Attorney Thomas Zehnle accused Gates of embezzling money from Manafort's consulting firm and said that Gates was now agreeing to cooperate with prosecutors to cover his tracks.
Juries are typically skeptical of witnesses who enter into agreements with prosecutors, said Sam Buell, a former federal prosecutor and a white-collar law expert at Duke Law School, so he said he was not surprised by the defense's strategy of going after Gates.
The most critical moment in the financial fraud trial of former Trump campaign chairman Paul Manafort will likely arrive this week with the testimony of his "right-hand man" - the person defense attorneys blame for any crimes. One accounting trick saved Manafort $500,000 in taxes, she said.
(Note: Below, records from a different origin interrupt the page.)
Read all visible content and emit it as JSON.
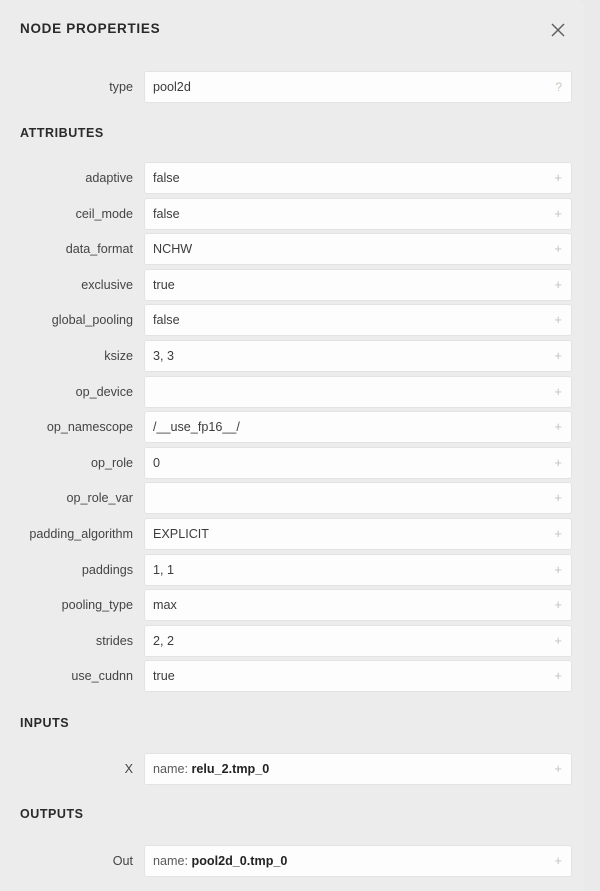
{
  "panel": {
    "title": "NODE PROPERTIES",
    "close_icon": "close-icon",
    "accent_bg": "#ececec",
    "field_bg": "#fdfdfd"
  },
  "type_row": {
    "label": "type",
    "value": "pool2d",
    "affix": "?"
  },
  "sections": {
    "attributes_label": "ATTRIBUTES",
    "inputs_label": "INPUTS",
    "outputs_label": "OUTPUTS"
  },
  "attributes": [
    {
      "label": "adaptive",
      "value": "false",
      "affix": "+"
    },
    {
      "label": "ceil_mode",
      "value": "false",
      "affix": "+"
    },
    {
      "label": "data_format",
      "value": "NCHW",
      "affix": "+"
    },
    {
      "label": "exclusive",
      "value": "true",
      "affix": "+"
    },
    {
      "label": "global_pooling",
      "value": "false",
      "affix": "+"
    },
    {
      "label": "ksize",
      "value": "3, 3",
      "affix": "+"
    },
    {
      "label": "op_device",
      "value": "",
      "affix": "+"
    },
    {
      "label": "op_namescope",
      "value": "/__use_fp16__/",
      "affix": "+"
    },
    {
      "label": "op_role",
      "value": "0",
      "affix": "+"
    },
    {
      "label": "op_role_var",
      "value": "",
      "affix": "+"
    },
    {
      "label": "padding_algorithm",
      "value": "EXPLICIT",
      "affix": "+"
    },
    {
      "label": "paddings",
      "value": "1, 1",
      "affix": "+"
    },
    {
      "label": "pooling_type",
      "value": "max",
      "affix": "+"
    },
    {
      "label": "strides",
      "value": "2, 2",
      "affix": "+"
    },
    {
      "label": "use_cudnn",
      "value": "true",
      "affix": "+"
    }
  ],
  "inputs": [
    {
      "label": "X",
      "name_prefix": "name: ",
      "name_value": "relu_2.tmp_0",
      "affix": "+"
    }
  ],
  "outputs": [
    {
      "label": "Out",
      "name_prefix": "name: ",
      "name_value": "pool2d_0.tmp_0",
      "affix": "+"
    }
  ]
}
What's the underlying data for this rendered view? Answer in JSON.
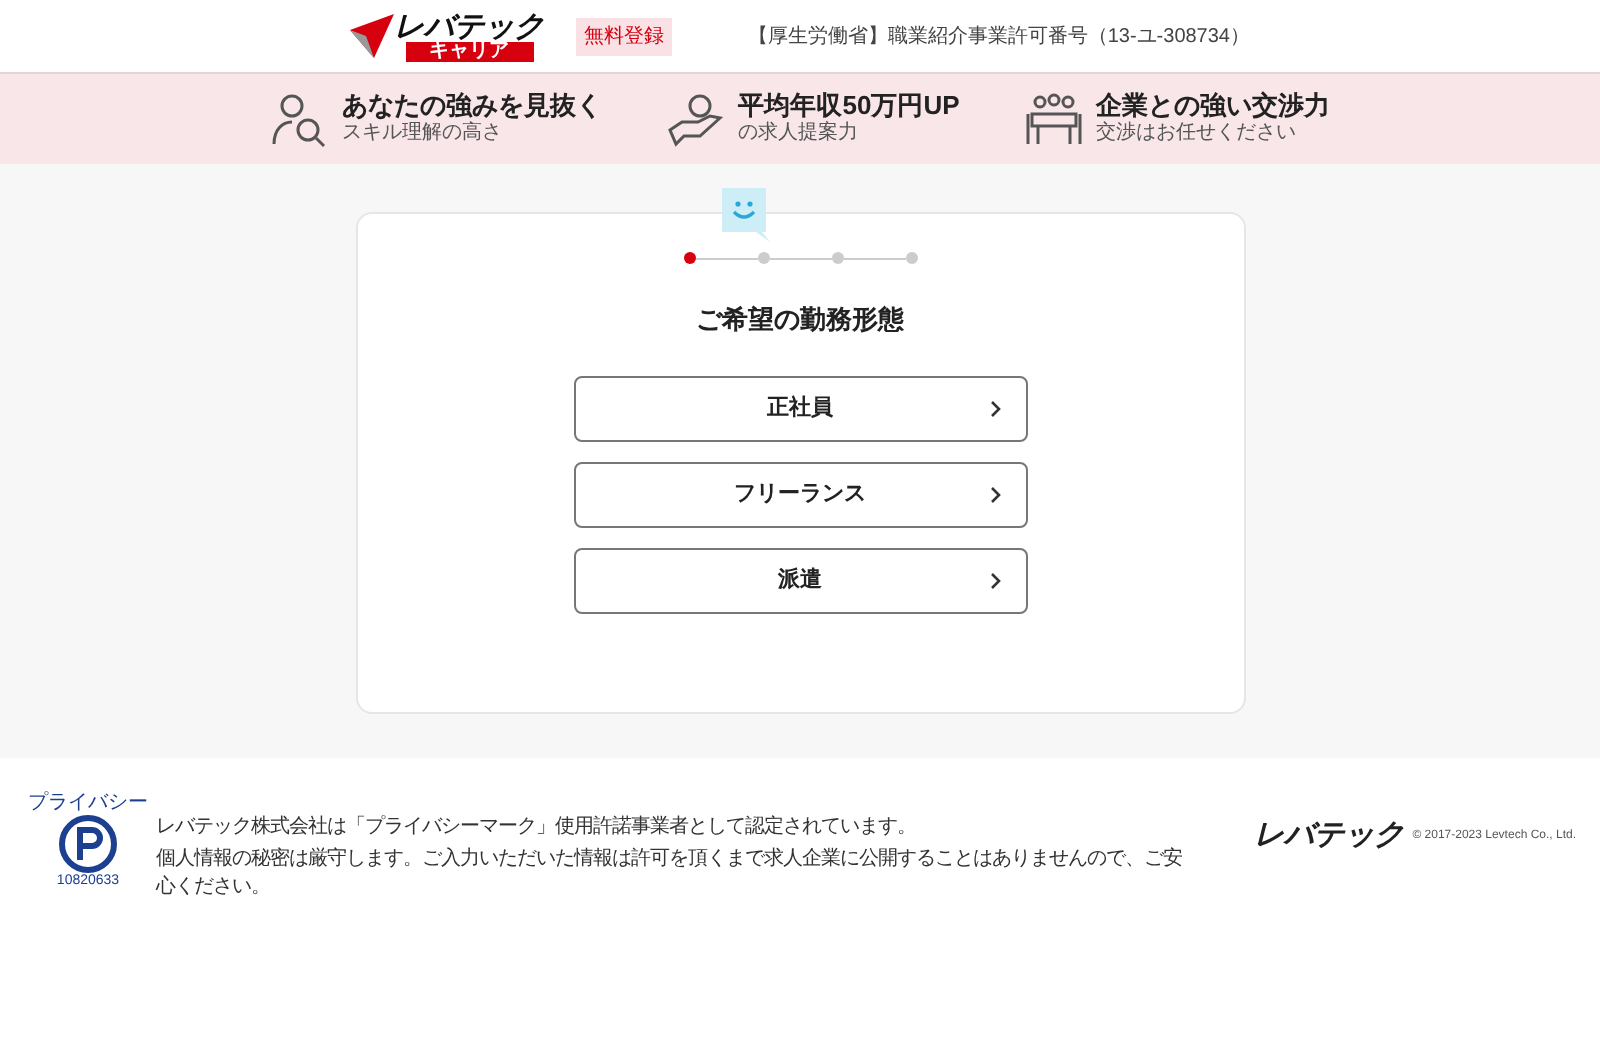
{
  "header": {
    "logo": {
      "name": "レバテック",
      "sub": "キャリア"
    },
    "badge": "無料登録",
    "license": "【厚生労働省】職業紹介事業許可番号（13-ユ-308734）"
  },
  "features": [
    {
      "kind": "person",
      "title": "あなたの強みを見抜く",
      "subtitle": "スキル理解の高さ"
    },
    {
      "kind": "money",
      "title": "平均年収50万円UP",
      "subtitle": "の求人提案力"
    },
    {
      "kind": "meeting",
      "title": "企業との強い交渉力",
      "subtitle": "交渉はお任せください"
    }
  ],
  "steps": [
    {
      "selected": true
    },
    {
      "selected": false
    },
    {
      "selected": false
    },
    {
      "selected": false
    }
  ],
  "question": "ご希望の勤務形態",
  "options": [
    {
      "label": "正社員"
    },
    {
      "label": "フリーランス"
    },
    {
      "label": "派遣"
    }
  ],
  "footer": {
    "mark_label": "プライバシー",
    "mark_number": "10820633",
    "lines": [
      "レバテック株式会社は「プライバシーマーク」使用許諾事業者として認定されています。",
      "個人情報の秘密は厳守します。ご入力いただいた情報は許可を頂くまで求人企業に公開することはありませんので、ご安心ください。"
    ],
    "logo": "レバテック",
    "copyright": "© 2017-2023 Levtech Co., Ltd."
  }
}
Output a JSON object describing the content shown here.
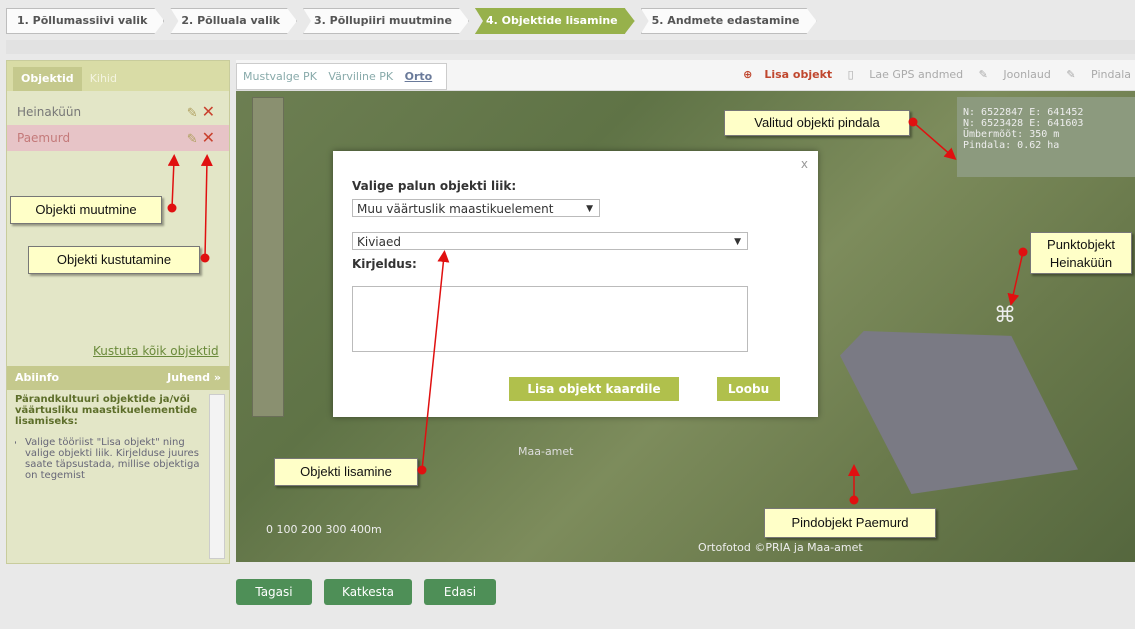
{
  "steps": [
    {
      "label": "1. Põllumassiivi valik",
      "active": false
    },
    {
      "label": "2. Põlluala valik",
      "active": false
    },
    {
      "label": "3. Põllupiiri muutmine",
      "active": false
    },
    {
      "label": "4. Objektide lisamine",
      "active": true
    },
    {
      "label": "5. Andmete edastamine",
      "active": false
    }
  ],
  "left_panel": {
    "tabs": [
      "Objektid",
      "Kihid"
    ],
    "objects": [
      "Heinaküün",
      "Paemurd"
    ],
    "delete_all": "Kustuta kõik objektid",
    "help_tab": "Abiinfo",
    "guide_tab": "Juhend »",
    "help_title": "Pärandkultuuri objektide ja/või väärtusliku maastikuelementide lisamiseks:",
    "help_item": "Valige tööriist \"Lisa objekt\" ning valige objekti liik. Kirjelduse juures saate täpsustada, millise objektiga on tegemist"
  },
  "map": {
    "basemaps": [
      "Mustvalge PK",
      "Värviline PK",
      "Orto"
    ],
    "tools": [
      "Lisa objekt",
      "Lae GPS andmed",
      "Joonlaud",
      "Pindala"
    ],
    "coords": [
      "N: 6522847  E: 641452",
      "N: 6523428  E: 641603",
      "Ümbermõõt: 350 m",
      "Pindala: 0.62 ha"
    ],
    "scale": "0    100   200   300   400m",
    "copyright": "Ortofotod ©PRIA ja Maa-amet",
    "watermark": "Maa-amet"
  },
  "modal": {
    "close": "x",
    "title": "Valige palun objekti liik:",
    "category": "Muu väärtuslik maastikuelement",
    "type": "Kiviaed",
    "desc_label": "Kirjeldus:",
    "add_button": "Lisa objekt kaardile",
    "cancel_button": "Loobu"
  },
  "footer": {
    "back": "Tagasi",
    "cancel": "Katkesta",
    "next": "Edasi"
  },
  "annotations": {
    "edit": "Objekti muutmine",
    "delete": "Objekti kustutamine",
    "area": "Valitud objekti pindala",
    "point": "Punktobjekt Heinaküün",
    "add": "Objekti lisamine",
    "polygon": "Pindobjekt Paemurd"
  },
  "colors": {
    "accent": "#97b14b",
    "annotation_arrow": "#e01010",
    "callout_bg": "#ffffc8"
  }
}
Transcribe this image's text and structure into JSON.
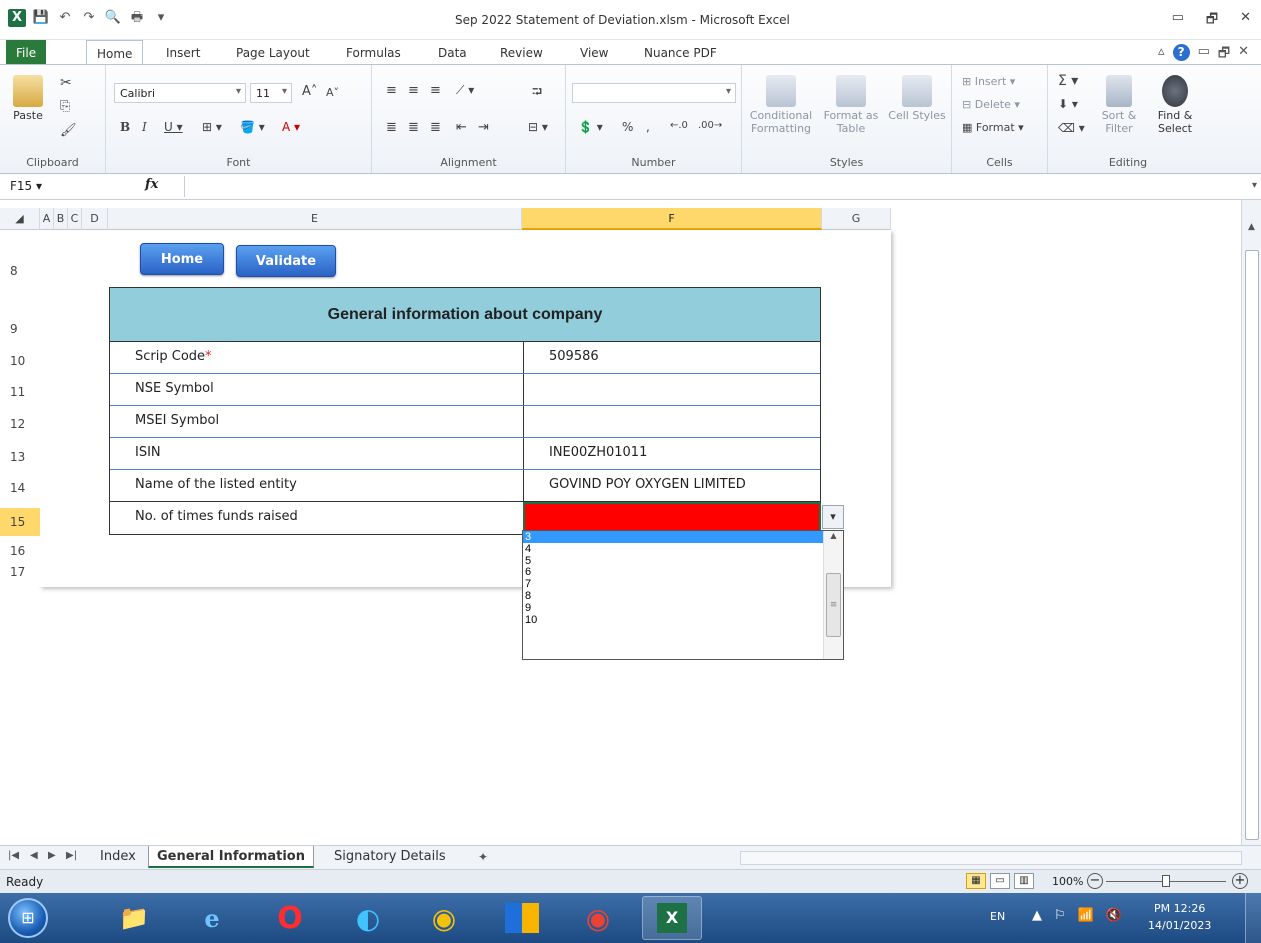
{
  "window": {
    "title": "Sep 2022 Statement of Deviation.xlsm  -  Microsoft Excel",
    "controls": [
      "▭",
      "🗗",
      "✕"
    ]
  },
  "ribbon_tabs": [
    "File",
    "Home",
    "Insert",
    "Page Layout",
    "Formulas",
    "Data",
    "Review",
    "View",
    "Nuance PDF"
  ],
  "ribbon": {
    "clipboard": {
      "paste": "Paste",
      "label": "Clipboard"
    },
    "font": {
      "name": "Calibri",
      "size": "11",
      "label": "Font"
    },
    "alignment": {
      "label": "Alignment"
    },
    "number": {
      "format": "",
      "label": "Number"
    },
    "styles": {
      "conditional": "Conditional Formatting",
      "format_table": "Format as Table",
      "cell_styles": "Cell Styles",
      "label": "Styles"
    },
    "cells": {
      "insert": "Insert",
      "delete": "Delete",
      "format": "Format",
      "label": "Cells"
    },
    "editing": {
      "sort": "Sort & Filter",
      "find": "Find & Select",
      "label": "Editing"
    }
  },
  "formula_bar": {
    "name_box": "F15",
    "fx": "fx",
    "formula": ""
  },
  "columns": [
    "A",
    "B",
    "C",
    "D",
    "E",
    "F",
    "G"
  ],
  "rows": [
    "8",
    "9",
    "10",
    "11",
    "12",
    "13",
    "14",
    "15",
    "16",
    "17"
  ],
  "buttons": {
    "home": "Home",
    "validate": "Validate"
  },
  "table": {
    "title": "General information about company",
    "rows": [
      {
        "label": "Scrip Code",
        "required": "*",
        "value": "509586"
      },
      {
        "label": "NSE Symbol",
        "required": "",
        "value": ""
      },
      {
        "label": "MSEI Symbol",
        "required": "",
        "value": ""
      },
      {
        "label": "ISIN",
        "required": "",
        "value": "INE00ZH01011"
      },
      {
        "label": "Name of the listed entity",
        "required": "",
        "value": "GOVIND POY OXYGEN LIMITED"
      },
      {
        "label": "No. of times funds raised",
        "required": "",
        "value": ""
      }
    ]
  },
  "dropdown": {
    "options": [
      "3",
      "4",
      "5",
      "6",
      "7",
      "8",
      "9",
      "10"
    ],
    "selected": "3"
  },
  "sheet_tabs": [
    "Index",
    "General Information",
    "Signatory Details"
  ],
  "active_sheet": "General Information",
  "status": {
    "text": "Ready",
    "zoom": "100%"
  },
  "clock": {
    "time": "PM 12:26",
    "date": "14/01/2023"
  },
  "tray": {
    "lang": "EN"
  },
  "colors": {
    "header_fill": "#92cddc",
    "required_cell": "#ff0000",
    "button": "#2a63c6",
    "selected_col": "#ffd86b"
  }
}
Gates did not make eye contact with Manafort as he took the stand wearing a yellow tie and navy blue suit. During that process, Gates admitted to two felony charges, but when he testifies it will be the first time he'll detail those crimes face-to-face with his former boss and mentor.